* **Data about app and page elements**
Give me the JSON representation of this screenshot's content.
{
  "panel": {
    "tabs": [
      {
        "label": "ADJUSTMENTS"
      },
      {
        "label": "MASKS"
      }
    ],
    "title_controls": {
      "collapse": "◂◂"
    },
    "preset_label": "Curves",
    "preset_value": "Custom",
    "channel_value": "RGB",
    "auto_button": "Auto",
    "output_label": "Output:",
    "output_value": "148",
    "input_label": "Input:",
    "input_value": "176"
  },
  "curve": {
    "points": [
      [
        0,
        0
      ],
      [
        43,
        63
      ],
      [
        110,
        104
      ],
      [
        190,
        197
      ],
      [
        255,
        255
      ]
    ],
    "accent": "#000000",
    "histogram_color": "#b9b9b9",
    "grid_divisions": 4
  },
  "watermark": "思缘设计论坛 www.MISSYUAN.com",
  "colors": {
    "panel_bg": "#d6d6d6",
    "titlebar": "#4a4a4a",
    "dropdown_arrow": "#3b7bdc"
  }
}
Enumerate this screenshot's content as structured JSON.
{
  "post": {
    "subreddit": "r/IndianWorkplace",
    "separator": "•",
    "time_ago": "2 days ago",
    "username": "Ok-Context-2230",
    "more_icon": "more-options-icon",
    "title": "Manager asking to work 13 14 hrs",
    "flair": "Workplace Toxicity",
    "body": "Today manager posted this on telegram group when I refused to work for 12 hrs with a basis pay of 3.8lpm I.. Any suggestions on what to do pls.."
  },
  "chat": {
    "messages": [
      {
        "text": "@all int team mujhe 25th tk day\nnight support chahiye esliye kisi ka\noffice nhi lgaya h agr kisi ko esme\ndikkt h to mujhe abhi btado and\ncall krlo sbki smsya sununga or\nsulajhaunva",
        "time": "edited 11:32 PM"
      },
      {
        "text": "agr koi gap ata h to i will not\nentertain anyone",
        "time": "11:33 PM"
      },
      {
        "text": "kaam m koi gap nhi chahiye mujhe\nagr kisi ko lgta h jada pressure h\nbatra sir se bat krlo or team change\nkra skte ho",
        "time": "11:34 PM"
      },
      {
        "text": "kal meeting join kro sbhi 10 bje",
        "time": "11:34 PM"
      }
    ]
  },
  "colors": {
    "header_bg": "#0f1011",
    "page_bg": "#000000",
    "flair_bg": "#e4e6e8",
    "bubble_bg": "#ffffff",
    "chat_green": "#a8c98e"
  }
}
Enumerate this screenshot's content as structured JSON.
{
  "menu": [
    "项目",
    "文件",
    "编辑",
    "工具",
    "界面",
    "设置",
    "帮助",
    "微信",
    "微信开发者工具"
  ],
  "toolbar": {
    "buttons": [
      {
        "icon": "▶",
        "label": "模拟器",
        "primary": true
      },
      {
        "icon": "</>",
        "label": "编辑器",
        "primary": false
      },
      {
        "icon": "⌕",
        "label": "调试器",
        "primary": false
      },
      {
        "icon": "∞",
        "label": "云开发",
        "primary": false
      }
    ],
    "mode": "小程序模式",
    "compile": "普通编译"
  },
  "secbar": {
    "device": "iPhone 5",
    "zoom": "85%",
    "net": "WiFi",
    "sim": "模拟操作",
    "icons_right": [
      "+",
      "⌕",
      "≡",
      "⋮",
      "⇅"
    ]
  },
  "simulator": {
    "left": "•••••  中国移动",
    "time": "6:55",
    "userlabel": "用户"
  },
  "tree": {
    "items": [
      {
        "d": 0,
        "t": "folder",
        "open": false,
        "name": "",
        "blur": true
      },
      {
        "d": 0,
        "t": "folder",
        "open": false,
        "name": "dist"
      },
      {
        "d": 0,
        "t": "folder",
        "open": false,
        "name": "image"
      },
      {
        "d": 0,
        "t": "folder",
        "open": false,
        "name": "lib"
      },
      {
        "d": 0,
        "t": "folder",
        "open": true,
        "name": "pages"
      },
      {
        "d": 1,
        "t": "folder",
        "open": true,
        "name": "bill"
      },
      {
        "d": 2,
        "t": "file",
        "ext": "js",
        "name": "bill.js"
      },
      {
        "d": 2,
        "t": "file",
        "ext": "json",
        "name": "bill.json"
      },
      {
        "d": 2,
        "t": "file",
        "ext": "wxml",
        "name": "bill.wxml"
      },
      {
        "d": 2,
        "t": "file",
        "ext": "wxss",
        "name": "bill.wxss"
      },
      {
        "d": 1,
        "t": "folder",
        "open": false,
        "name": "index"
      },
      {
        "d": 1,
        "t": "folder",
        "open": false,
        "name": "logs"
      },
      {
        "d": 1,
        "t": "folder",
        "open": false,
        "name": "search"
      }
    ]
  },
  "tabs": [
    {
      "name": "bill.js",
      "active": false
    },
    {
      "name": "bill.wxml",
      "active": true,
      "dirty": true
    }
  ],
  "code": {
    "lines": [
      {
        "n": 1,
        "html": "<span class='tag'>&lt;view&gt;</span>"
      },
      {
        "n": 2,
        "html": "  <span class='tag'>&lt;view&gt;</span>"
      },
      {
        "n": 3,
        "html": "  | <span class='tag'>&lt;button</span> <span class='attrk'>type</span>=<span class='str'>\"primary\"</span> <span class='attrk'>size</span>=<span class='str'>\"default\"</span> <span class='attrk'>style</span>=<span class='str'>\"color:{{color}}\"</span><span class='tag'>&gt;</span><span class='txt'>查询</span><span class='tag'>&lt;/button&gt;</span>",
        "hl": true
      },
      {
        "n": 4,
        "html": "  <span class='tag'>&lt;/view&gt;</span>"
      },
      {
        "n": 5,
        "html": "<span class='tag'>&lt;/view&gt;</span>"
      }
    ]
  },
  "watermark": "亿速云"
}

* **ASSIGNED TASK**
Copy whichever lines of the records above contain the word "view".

* **EXPECTED OUTPUT**
        "html": "<span class='tag'>&lt;view&gt;</span>"
        "html": "  <span class='tag'>&lt;view&gt;</span>"
        "html": "  <span class='tag'>&lt;/view&gt;</span>"
        "html": "<span class='tag'>&lt;/view&gt;</span>"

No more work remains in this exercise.